For nearly half a century, cofounders Jay and Robert Pritzker grew Marmon as a collection
of independent businesses under entrepreneurial managers. In place of a traditional,
centralized corporate headquarters, they established a small professional office to support
business unit management in areas including business strategy, financial services, legal
matters, human resources, communications, and more.
John Nichols, who succeeded Robert Pritzker as CEO in 2002, built on this long-
established system by grouping Marmon companies into stand-alone business sectors.
Each Marmon business operates independently within a sector structure that provides
access to the experience and expertise of other Marmon companies in related businesses
and markets. Frank Ptak, who followed Mr. Nichols as CEO in 2006, took decentralization
yet another step by reorganizing Marmon into autonomous operating companies to better
identify future opportunities and enable keener insight into customer needs.
The Marmon business model employs the time-tested lessons of 80/20 statistical analysis

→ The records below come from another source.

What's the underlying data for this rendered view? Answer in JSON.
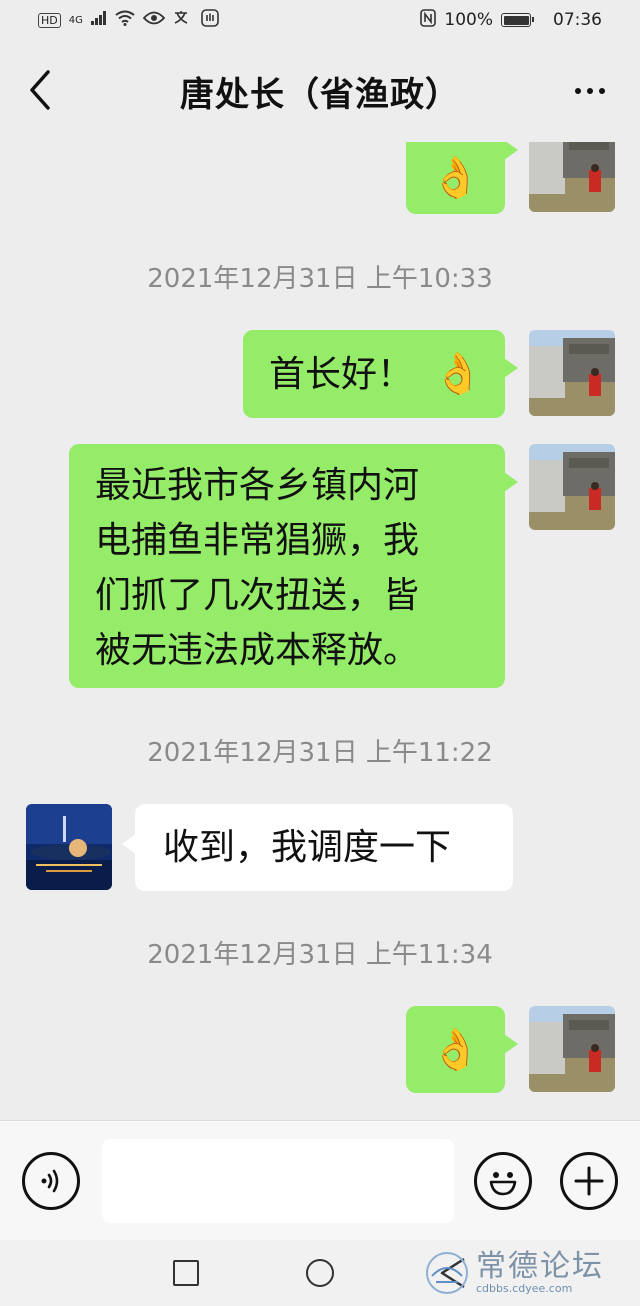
{
  "status_bar": {
    "left_hd": "HD",
    "left_network": "4G",
    "battery_text": "100%",
    "battery_level_percent": 100,
    "time": "07:36"
  },
  "nav": {
    "title": "唐处长（省渔政）"
  },
  "messages": {
    "m1_emoji": "👌",
    "ts1": "2021年12月31日 上午10:33",
    "m2_text": "首长好！",
    "m2_emoji": "👌",
    "m3_lines": [
      "最近我市各乡镇内河",
      "电捕鱼非常猖獗，我",
      "们抓了几次扭送，皆",
      "被无违法成本释放。"
    ],
    "ts2": "2021年12月31日 上午11:22",
    "m4_text": "收到，我调度一下",
    "ts3": "2021年12月31日 上午11:34",
    "m5_emoji": "👌"
  },
  "input": {
    "voice_icon": "voice-icon",
    "emoji_icon": "emoji-icon",
    "plus_icon": "plus-icon"
  },
  "watermark": {
    "title": "常德论坛",
    "url": "cdbbs.cdyee.com"
  },
  "colors": {
    "my_bubble": "#95ec69",
    "their_bubble": "#ffffff",
    "background": "#ededed"
  }
}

as part of a comprehensive, continuous thinking process. Key elements include: